YOUR TASK - Whenever the word "this" appears in a line of the data below, copy that line.

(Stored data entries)

===

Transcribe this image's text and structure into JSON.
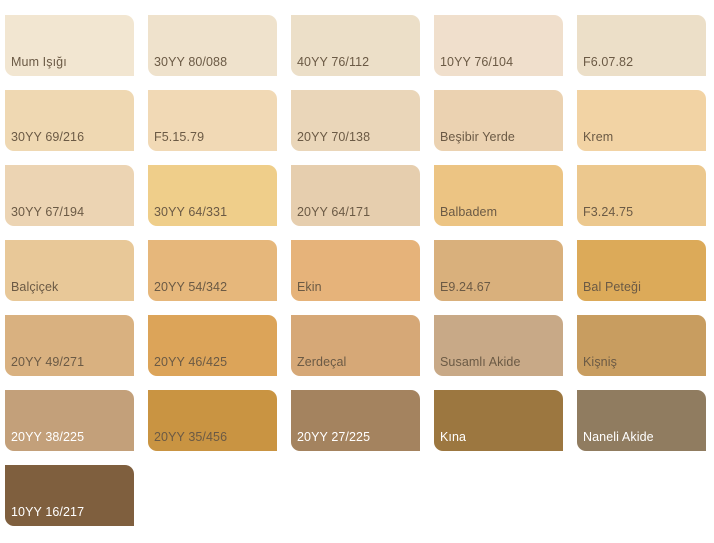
{
  "swatches": [
    {
      "label": "Mum Işığı",
      "color": "#f2e6d1",
      "light_text": false
    },
    {
      "label": "30YY 80/088",
      "color": "#efe2cc",
      "light_text": false
    },
    {
      "label": "40YY 76/112",
      "color": "#ecdfc8",
      "light_text": false
    },
    {
      "label": "10YY 76/104",
      "color": "#f0dfcc",
      "light_text": false
    },
    {
      "label": "F6.07.82",
      "color": "#ecdfc8",
      "light_text": false
    },
    {
      "label": "30YY 69/216",
      "color": "#efd8b2",
      "light_text": false
    },
    {
      "label": "F5.15.79",
      "color": "#f1d9b5",
      "light_text": false
    },
    {
      "label": "20YY 70/138",
      "color": "#ead6b9",
      "light_text": false
    },
    {
      "label": "Beşibir Yerde",
      "color": "#ebd2b1",
      "light_text": false
    },
    {
      "label": "Krem",
      "color": "#f2d3a4",
      "light_text": false
    },
    {
      "label": "30YY 67/194",
      "color": "#ecd4b3",
      "light_text": false
    },
    {
      "label": "30YY 64/331",
      "color": "#efce8a",
      "light_text": false
    },
    {
      "label": "20YY 64/171",
      "color": "#e6ceae",
      "light_text": false
    },
    {
      "label": "Balbadem",
      "color": "#ecc483",
      "light_text": false
    },
    {
      "label": "F3.24.75",
      "color": "#ecc88e",
      "light_text": false
    },
    {
      "label": "Balçiçek",
      "color": "#e8c898",
      "light_text": false
    },
    {
      "label": "20YY 54/342",
      "color": "#e6b77b",
      "light_text": false
    },
    {
      "label": "Ekin",
      "color": "#e6b37a",
      "light_text": false
    },
    {
      "label": "E9.24.67",
      "color": "#d9b07c",
      "light_text": false
    },
    {
      "label": "Bal Peteği",
      "color": "#dcaa59",
      "light_text": false
    },
    {
      "label": "20YY 49/271",
      "color": "#d9b180",
      "light_text": false
    },
    {
      "label": "20YY 46/425",
      "color": "#dca459",
      "light_text": false
    },
    {
      "label": "Zerdeçal",
      "color": "#d6a877",
      "light_text": false
    },
    {
      "label": "Susamlı Akide",
      "color": "#c8a987",
      "light_text": false
    },
    {
      "label": "Kişniş",
      "color": "#c89d60",
      "light_text": false
    },
    {
      "label": "20YY 38/225",
      "color": "#c3a07a",
      "light_text": true
    },
    {
      "label": "20YY 35/456",
      "color": "#c99442",
      "light_text": false
    },
    {
      "label": "20YY 27/225",
      "color": "#a4835f",
      "light_text": true
    },
    {
      "label": "Kına",
      "color": "#9c7740",
      "light_text": true
    },
    {
      "label": "Naneli Akide",
      "color": "#907c60",
      "light_text": true
    },
    {
      "label": "10YY 16/217",
      "color": "#7f5f3e",
      "light_text": true
    }
  ]
}
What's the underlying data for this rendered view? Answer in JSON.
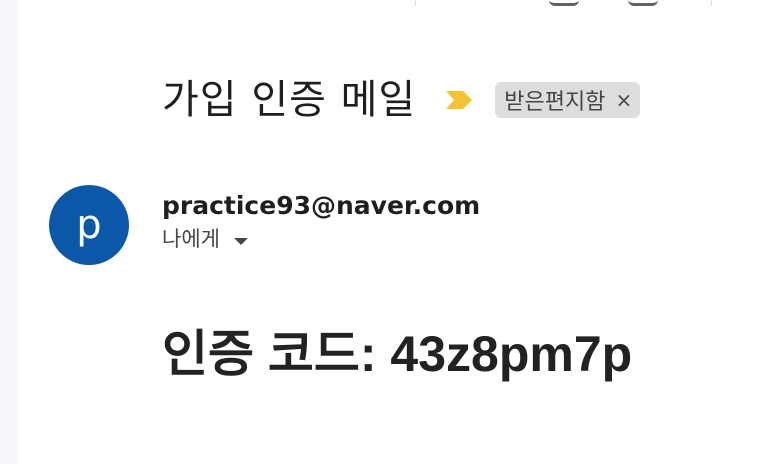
{
  "email": {
    "subject": "가입 인증 메일",
    "important_icon": "important-marker-icon",
    "label_chip": {
      "label": "받은편지함",
      "close": "×"
    },
    "sender": {
      "avatar_letter": "p",
      "email": "practice93@naver.com",
      "recipient_text": "나에게",
      "recipient_icon": "chevron-down-icon"
    },
    "body": {
      "content": "인증 코드: 43z8pm7p"
    }
  },
  "colors": {
    "avatar": "#0b57a8",
    "important": "#f4c430",
    "chip_bg": "#dddddd",
    "left_panel": "#f6f8fc"
  }
}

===

OUTPUT OF THE EXERCISE -
Transcribe this image's text and structure into JSON.
What's the underlying data for this rendered view? Answer in JSON.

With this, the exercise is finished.